What to watch: The all-important U.S. nonfarm payrolls report will be released on Friday, but investors also will get key data on manufacturing from the U.S., China and the eurozone before the end of the week.

  • Then there's the political fireworks: Democrats in the House look poised to push forward their impeachment inquiry into President Trump.
  • And British Prime Minister Boris Johnson is pushing forward with his quest to pull the U.K. out of the EU with or without an agreement on goods and trade.

The big picture: With good news on politics in short supply and earnings expected to be negative for the second straight quarter, continued solid readings on jobs and consumer spending will be paramount.

  • The GM strike could impact September's jobs numbers, which are already slowing, notes Bannockburn Global Forex chief market strategist Marc Chandler.
  • The 12-month average of nonfarm payroll growth peaked in February 2015 at 260,000 and has slowed to 158,000 this year.
  • "The quarterly average has steadily fallen this year, and it will again if the jobs growth reported on October 4 is less than 178,000," Chandler said.

Go deeper: No telling what impeachment could do to the stock market

Editor's note: The image credit on the top image was corrected to show it was designed by Aïda Amer.

Go deeper

Coronavirus has inflamed global inequality

Illustration: Aïda Amer/Axios

History will likely remember the pandemic as the "first time since records began that inequality rose in virtually every country on earth at the same time." That's the verdict from Oxfam's inequality report covering the year 2020 — a terrible year that hit the poorest, hardest across the planet.

Why it matters: The world's poorest were already in a race against time, facing down an existential risk in the form of global climate change. The coronavirus pandemic could set global poverty reduction back as much as a full decade, according to the World Bank.
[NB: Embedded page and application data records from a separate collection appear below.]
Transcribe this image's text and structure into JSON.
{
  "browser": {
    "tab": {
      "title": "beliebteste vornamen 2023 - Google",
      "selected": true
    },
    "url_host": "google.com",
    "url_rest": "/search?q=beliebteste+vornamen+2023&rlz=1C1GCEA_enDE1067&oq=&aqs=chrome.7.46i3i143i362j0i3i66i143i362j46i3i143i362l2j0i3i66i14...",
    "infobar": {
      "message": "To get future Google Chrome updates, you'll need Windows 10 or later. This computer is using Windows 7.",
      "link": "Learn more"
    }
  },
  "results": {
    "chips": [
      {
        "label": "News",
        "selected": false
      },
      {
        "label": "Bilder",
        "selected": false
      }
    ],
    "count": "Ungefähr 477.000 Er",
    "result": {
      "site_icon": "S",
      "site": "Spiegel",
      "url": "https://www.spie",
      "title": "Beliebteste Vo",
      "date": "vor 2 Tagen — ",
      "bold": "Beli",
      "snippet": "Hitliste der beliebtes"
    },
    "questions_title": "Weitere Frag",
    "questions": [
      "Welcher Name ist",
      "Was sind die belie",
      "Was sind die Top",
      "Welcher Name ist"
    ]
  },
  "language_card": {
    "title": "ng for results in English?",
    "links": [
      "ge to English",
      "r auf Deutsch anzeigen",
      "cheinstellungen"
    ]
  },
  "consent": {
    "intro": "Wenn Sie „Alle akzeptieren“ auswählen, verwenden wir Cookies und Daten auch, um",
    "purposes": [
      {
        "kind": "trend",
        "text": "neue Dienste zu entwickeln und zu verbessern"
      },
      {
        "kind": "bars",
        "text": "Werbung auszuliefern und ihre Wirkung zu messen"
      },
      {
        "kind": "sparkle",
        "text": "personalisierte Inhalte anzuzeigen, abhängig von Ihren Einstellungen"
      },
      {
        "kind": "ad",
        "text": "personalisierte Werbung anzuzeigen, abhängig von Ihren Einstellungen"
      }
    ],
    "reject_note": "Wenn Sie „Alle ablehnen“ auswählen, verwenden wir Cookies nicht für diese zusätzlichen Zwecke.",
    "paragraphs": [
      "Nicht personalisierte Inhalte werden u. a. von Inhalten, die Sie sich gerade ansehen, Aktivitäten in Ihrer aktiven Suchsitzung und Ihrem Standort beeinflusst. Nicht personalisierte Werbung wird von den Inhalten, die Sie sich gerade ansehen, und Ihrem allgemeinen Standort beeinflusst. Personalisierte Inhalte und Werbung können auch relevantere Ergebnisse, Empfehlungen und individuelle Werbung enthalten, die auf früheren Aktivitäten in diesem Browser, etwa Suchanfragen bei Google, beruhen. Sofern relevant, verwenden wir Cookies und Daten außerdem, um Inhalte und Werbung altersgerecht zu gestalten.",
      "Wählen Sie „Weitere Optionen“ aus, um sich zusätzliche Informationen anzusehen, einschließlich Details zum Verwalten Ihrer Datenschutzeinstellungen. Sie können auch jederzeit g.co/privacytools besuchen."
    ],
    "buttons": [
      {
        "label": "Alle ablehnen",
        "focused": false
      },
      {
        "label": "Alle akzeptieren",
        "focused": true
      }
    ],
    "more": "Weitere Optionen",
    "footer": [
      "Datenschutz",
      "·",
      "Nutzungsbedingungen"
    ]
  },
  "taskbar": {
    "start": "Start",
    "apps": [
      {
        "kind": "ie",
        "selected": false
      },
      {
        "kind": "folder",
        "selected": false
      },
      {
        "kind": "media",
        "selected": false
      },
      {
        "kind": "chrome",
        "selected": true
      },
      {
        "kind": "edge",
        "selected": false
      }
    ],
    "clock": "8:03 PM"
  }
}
2 hours ago - Politics & Policy

Kevin McCarthy's rude awakening

House Minority Leader Kevin McCarthy. Photo: Mark Wilson/Getty Images

Kevin McCarthy is learning you can get torched when you try to make everyone happy, especially after an insurrection.

Why it matters: The House Republican leader had been hoping to use this year to build toward taking the majority in 2022, but his efforts to bridge intra-party divisiveness over the Capitol siege have him taking heat from every direction, eroding his stature both with the public and within his party.

The next big political war: redistricting

Illustration: Aïda Amer/Axios

Democrats are preparing a mix of tech and legal strategies to combat expected gerrymandering by Republicans, who are planning to go on legal offense themselves.

Why it matters: Democrats failed to regain a single state legislature on Election Day, while Republicans upped their control to 30 states' Houses and Senates. In the majority of states, legislatures draw new congressional district lines, which can boost a party's candidates for the next decade.